BEGIN

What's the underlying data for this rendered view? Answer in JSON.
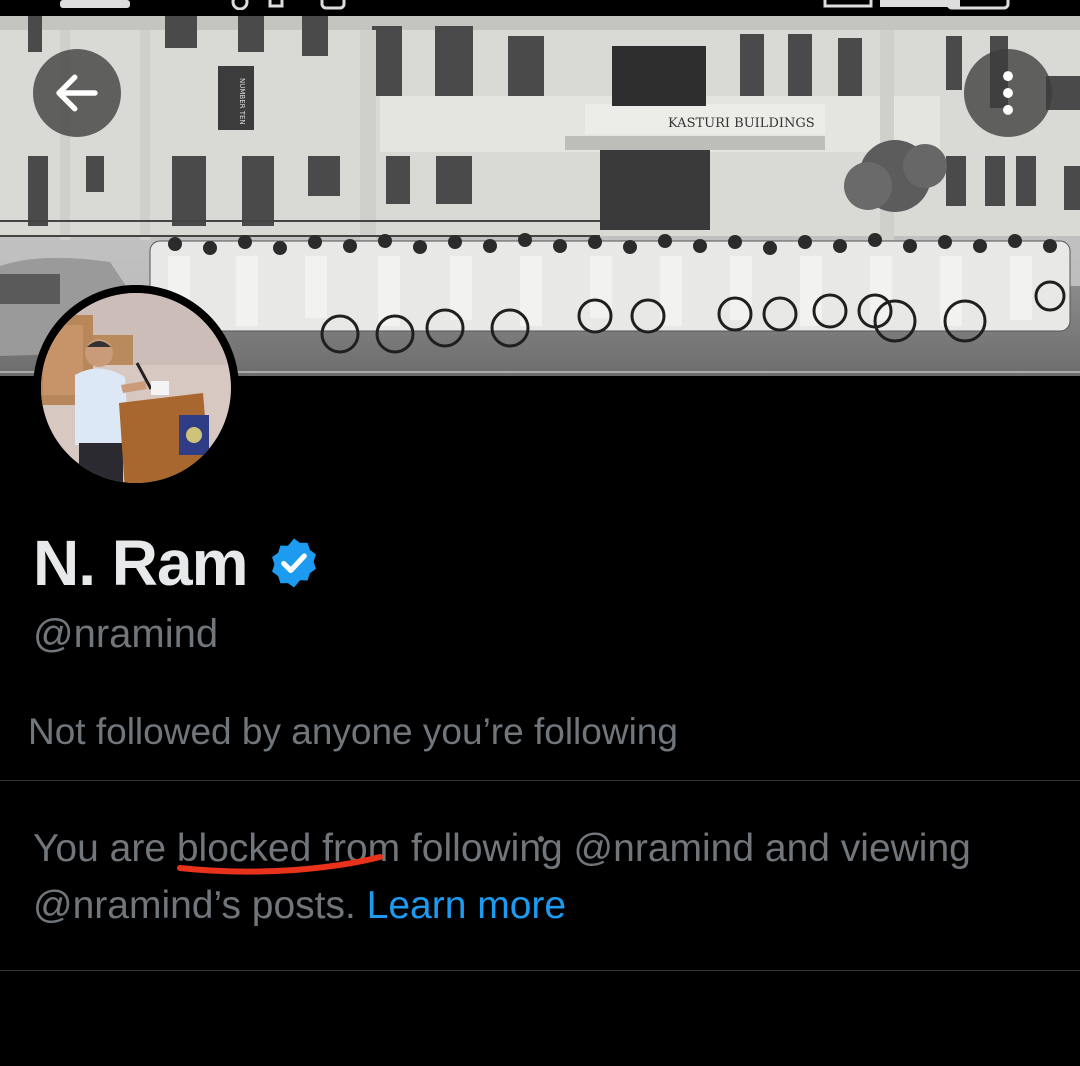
{
  "profile": {
    "display_name": "N. Ram",
    "handle": "@nramind",
    "verified": true,
    "followers_note": "Not followed by anyone you’re following"
  },
  "banner": {
    "sign_text": "KASTURI BUILDINGS",
    "vertical_sign_text": "NUMBER TEN"
  },
  "blocked_notice": {
    "prefix": "You are ",
    "word_blocked": "blocked",
    "middle": " from following @nramind and viewing @nramind’s posts. ",
    "learn_more": "Learn more"
  },
  "header": {
    "back_icon": "arrow-left-icon",
    "more_icon": "more-vertical-icon"
  },
  "colors": {
    "background": "#000000",
    "primary_text": "#e7e9ea",
    "secondary_text": "#71767b",
    "link": "#1d9bf0",
    "verified_badge": "#1d9bf0",
    "annotation_underline": "#e8321c",
    "divider": "#2f3336"
  }
}
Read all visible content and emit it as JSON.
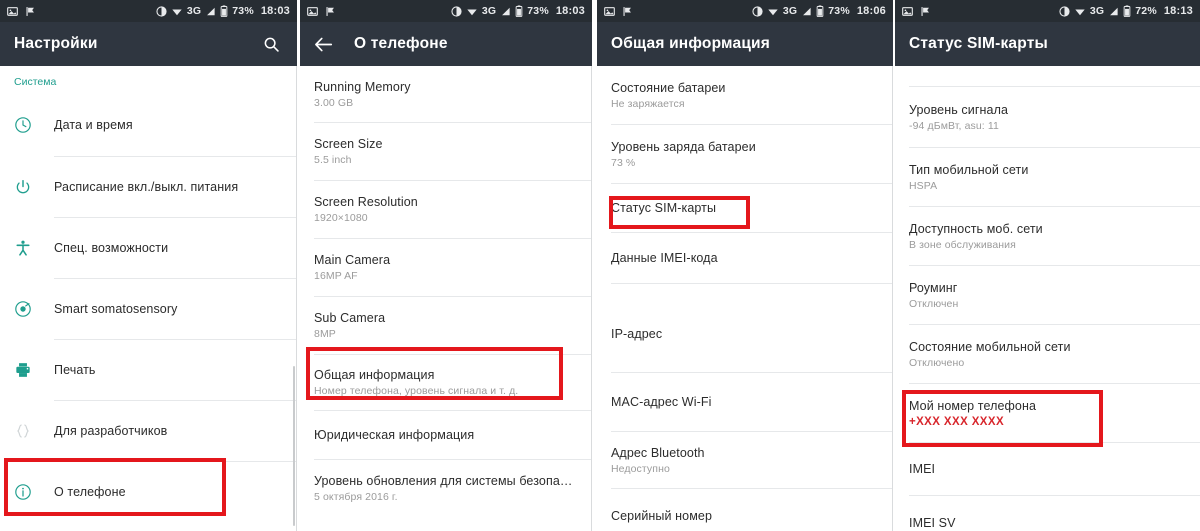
{
  "panels": [
    {
      "id": "settings",
      "statusbar": {
        "left_icons": [
          "image-notification-icon",
          "flag-notification-icon"
        ],
        "dnd_icon": "do-not-disturb-icon",
        "wifi_icon": "wifi-icon",
        "network_text": "3G",
        "signal_icon": "signal-bars-icon",
        "battery_icon": "battery-icon",
        "battery_text": "73%",
        "time": "18:03"
      },
      "appbar": {
        "title": "Настройки",
        "search_icon": "search-icon",
        "back_icon": null
      },
      "section_label": "Система",
      "items": [
        {
          "icon": "clock-icon",
          "label": "Дата и время"
        },
        {
          "icon": "power-icon",
          "label": "Расписание вкл./выкл. питания"
        },
        {
          "icon": "accessibility-icon",
          "label": "Спец. возможности"
        },
        {
          "icon": "somatosensory-icon",
          "label": "Smart somatosensory"
        },
        {
          "icon": "printer-icon",
          "label": "Печать"
        },
        {
          "icon": "braces-icon",
          "label": "Для разработчиков"
        },
        {
          "icon": "info-icon",
          "label": "О телефоне",
          "highlighted": true
        }
      ]
    },
    {
      "id": "about-phone",
      "statusbar": {
        "left_icons": [
          "image-notification-icon",
          "flag-notification-icon"
        ],
        "dnd_icon": "do-not-disturb-icon",
        "wifi_icon": "wifi-icon",
        "network_text": "3G",
        "signal_icon": "signal-bars-icon",
        "battery_icon": "battery-icon",
        "battery_text": "73%",
        "time": "18:03"
      },
      "appbar": {
        "title": "О телефоне",
        "back_icon": "back-arrow-icon",
        "search_icon": null
      },
      "items": [
        {
          "title": "Running Memory",
          "subtitle": "3.00 GB"
        },
        {
          "title": "Screen Size",
          "subtitle": "5.5 inch"
        },
        {
          "title": "Screen Resolution",
          "subtitle": "1920×1080"
        },
        {
          "title": "Main Camera",
          "subtitle": "16MP AF"
        },
        {
          "title": "Sub Camera",
          "subtitle": "8MP"
        },
        {
          "title": "Общая информация",
          "subtitle": "Номер телефона, уровень сигнала и т. д.",
          "highlighted": true
        },
        {
          "title": "Юридическая информация",
          "subtitle": ""
        },
        {
          "title": "Уровень обновления для системы безопа…",
          "subtitle": "5 октября 2016 г."
        }
      ]
    },
    {
      "id": "general-info",
      "statusbar": {
        "left_icons": [
          "image-notification-icon",
          "flag-notification-icon"
        ],
        "dnd_icon": "do-not-disturb-icon",
        "wifi_icon": "wifi-icon",
        "network_text": "3G",
        "signal_icon": "signal-bars-icon",
        "battery_icon": "battery-icon",
        "battery_text": "73%",
        "time": "18:06"
      },
      "appbar": {
        "title": "Общая информация",
        "back_icon": null,
        "search_icon": null
      },
      "items": [
        {
          "title": "Состояние батареи",
          "subtitle": "Не заряжается"
        },
        {
          "title": "Уровень заряда батареи",
          "subtitle": "73 %"
        },
        {
          "title": "Статус SIM-карты",
          "subtitle": "",
          "highlighted": true
        },
        {
          "title": "Данные IMEI-кода",
          "subtitle": ""
        },
        {
          "title": "IP-адрес",
          "subtitle": ""
        },
        {
          "title": "MAC-адрес Wi-Fi",
          "subtitle": ""
        },
        {
          "title": "Адрес Bluetooth",
          "subtitle": "Недоступно"
        },
        {
          "title": "Серийный номер",
          "subtitle": ""
        }
      ]
    },
    {
      "id": "sim-status",
      "statusbar": {
        "left_icons": [
          "image-notification-icon",
          "flag-notification-icon"
        ],
        "dnd_icon": "do-not-disturb-icon",
        "wifi_icon": "wifi-icon",
        "network_text": "3G",
        "signal_icon": "signal-bars-icon",
        "battery_icon": "battery-icon",
        "battery_text": "72%",
        "time": "18:13"
      },
      "appbar": {
        "title": "Статус SIM-карты",
        "back_icon": null,
        "search_icon": null
      },
      "items": [
        {
          "title": "Уровень сигнала",
          "subtitle": "-94 дБмВт, asu: 11"
        },
        {
          "title": "Тип мобильной сети",
          "subtitle": "HSPA"
        },
        {
          "title": "Доступность моб. сети",
          "subtitle": "В зоне обслуживания"
        },
        {
          "title": "Роуминг",
          "subtitle": "Отключен"
        },
        {
          "title": "Состояние мобильной сети",
          "subtitle": "Отключено"
        },
        {
          "title": "Мой номер телефона",
          "subtitle": "+XXX XXX XXXX",
          "subtitle_red": true,
          "highlighted": true
        },
        {
          "title": "IMEI",
          "subtitle": ""
        },
        {
          "title": "IMEI SV",
          "subtitle": ""
        }
      ]
    }
  ],
  "colors": {
    "statusbar_bg": "#272d33",
    "appbar_bg": "#2f3640",
    "accent_teal": "#1f9e8e",
    "highlight_red": "#e4171c",
    "value_red": "#d8262c",
    "title_text": "#2c2c2c",
    "subtitle_text": "#9b9b9b"
  }
}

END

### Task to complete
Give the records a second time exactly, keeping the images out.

### Solution to the exercise
What's the underlying data for this rendered view? Answer in JSON.
{
  "profile": {
    "display_name": "N. Ram",
    "handle": "@nramind",
    "verified": true,
    "followers_note": "Not followed by anyone you’re following"
  },
  "banner": {
    "sign_text": "KASTURI BUILDINGS",
    "vertical_sign_text": "NUMBER TEN"
  },
  "blocked_notice": {
    "prefix": "You are ",
    "word_blocked": "blocked",
    "middle": " from following @nramind and viewing @nramind’s posts. ",
    "learn_more": "Learn more"
  },
  "header": {
    "back_icon": "arrow-left-icon",
    "more_icon": "more-vertical-icon"
  },
  "colors": {
    "background": "#000000",
    "primary_text": "#e7e9ea",
    "secondary_text": "#71767b",
    "link": "#1d9bf0",
    "verified_badge": "#1d9bf0",
    "annotation_underline": "#e8321c",
    "divider": "#2f3336"
  }
}
Read all visible content and emit it as JSON.
{
  "panels": [
    {
      "id": "settings",
      "statusbar": {
        "left_icons": [
          "image-notification-icon",
          "flag-notification-icon"
        ],
        "dnd_icon": "do-not-disturb-icon",
        "wifi_icon": "wifi-icon",
        "network_text": "3G",
        "signal_icon": "signal-bars-icon",
        "battery_icon": "battery-icon",
        "battery_text": "73%",
        "time": "18:03"
      },
      "appbar": {
        "title": "Настройки",
        "search_icon": "search-icon",
        "back_icon": null
      },
      "section_label": "Система",
      "items": [
        {
          "icon": "clock-icon",
          "label": "Дата и время"
        },
        {
          "icon": "power-icon",
          "label": "Расписание вкл./выкл. питания"
        },
        {
          "icon": "accessibility-icon",
          "label": "Спец. возможности"
        },
        {
          "icon": "somatosensory-icon",
          "label": "Smart somatosensory"
        },
        {
          "icon": "printer-icon",
          "label": "Печать"
        },
        {
          "icon": "braces-icon",
          "label": "Для разработчиков"
        },
        {
          "icon": "info-icon",
          "label": "О телефоне",
          "highlighted": true
        }
      ]
    },
    {
      "id": "about-phone",
      "statusbar": {
        "left_icons": [
          "image-notification-icon",
          "flag-notification-icon"
        ],
        "dnd_icon": "do-not-disturb-icon",
        "wifi_icon": "wifi-icon",
        "network_text": "3G",
        "signal_icon": "signal-bars-icon",
        "battery_icon": "battery-icon",
        "battery_text": "73%",
        "time": "18:03"
      },
      "appbar": {
        "title": "О телефоне",
        "back_icon": "back-arrow-icon",
        "search_icon": null
      },
      "items": [
        {
          "title": "Running Memory",
          "subtitle": "3.00 GB"
        },
        {
          "title": "Screen Size",
          "subtitle": "5.5 inch"
        },
        {
          "title": "Screen Resolution",
          "subtitle": "1920×1080"
        },
        {
          "title": "Main Camera",
          "subtitle": "16MP AF"
        },
        {
          "title": "Sub Camera",
          "subtitle": "8MP"
        },
        {
          "title": "Общая информация",
          "subtitle": "Номер телефона, уровень сигнала и т. д.",
          "highlighted": true
        },
        {
          "title": "Юридическая информация",
          "subtitle": ""
        },
        {
          "title": "Уровень обновления для системы безопа…",
          "subtitle": "5 октября 2016 г."
        }
      ]
    },
    {
      "id": "general-info",
      "statusbar": {
        "left_icons": [
          "image-notification-icon",
          "flag-notification-icon"
        ],
        "dnd_icon": "do-not-disturb-icon",
        "wifi_icon": "wifi-icon",
        "network_text": "3G",
        "signal_icon": "signal-bars-icon",
        "battery_icon": "battery-icon",
        "battery_text": "73%",
        "time": "18:06"
      },
      "appbar": {
        "title": "Общая информация",
        "back_icon": null,
        "search_icon": null
      },
      "items": [
        {
          "title": "Состояние батареи",
          "subtitle": "Не заряжается"
        },
        {
          "title": "Уровень заряда батареи",
          "subtitle": "73 %"
        },
        {
          "title": "Статус SIM-карты",
          "subtitle": "",
          "highlighted": true
        },
        {
          "title": "Данные IMEI-кода",
          "subtitle": ""
        },
        {
          "title": "IP-адрес",
          "subtitle": ""
        },
        {
          "title": "MAC-адрес Wi-Fi",
          "subtitle": ""
        },
        {
          "title": "Адрес Bluetooth",
          "subtitle": "Недоступно"
        },
        {
          "title": "Серийный номер",
          "subtitle": ""
        }
      ]
    },
    {
      "id": "sim-status",
      "statusbar": {
        "left_icons": [
          "image-notification-icon",
          "flag-notification-icon"
        ],
        "dnd_icon": "do-not-disturb-icon",
        "wifi_icon": "wifi-icon",
        "network_text": "3G",
        "signal_icon": "signal-bars-icon",
        "battery_icon": "battery-icon",
        "battery_text": "72%",
        "time": "18:13"
      },
      "appbar": {
        "title": "Статус SIM-карты",
        "back_icon": null,
        "search_icon": null
      },
      "items": [
        {
          "title": "Уровень сигнала",
          "subtitle": "-94 дБмВт, asu: 11"
        },
        {
          "title": "Тип мобильной сети",
          "subtitle": "HSPA"
        },
        {
          "title": "Доступность моб. сети",
          "subtitle": "В зоне обслуживания"
        },
        {
          "title": "Роуминг",
          "subtitle": "Отключен"
        },
        {
          "title": "Состояние мобильной сети",
          "subtitle": "Отключено"
        },
        {
          "title": "Мой номер телефона",
          "subtitle": "+XXX XXX XXXX",
          "subtitle_red": true,
          "highlighted": true
        },
        {
          "title": "IMEI",
          "subtitle": ""
        },
        {
          "title": "IMEI SV",
          "subtitle": ""
        }
      ]
    }
  ],
  "colors": {
    "statusbar_bg": "#272d33",
    "appbar_bg": "#2f3640",
    "accent_teal": "#1f9e8e",
    "highlight_red": "#e4171c",
    "value_red": "#d8262c",
    "title_text": "#2c2c2c",
    "subtitle_text": "#9b9b9b"
  }
}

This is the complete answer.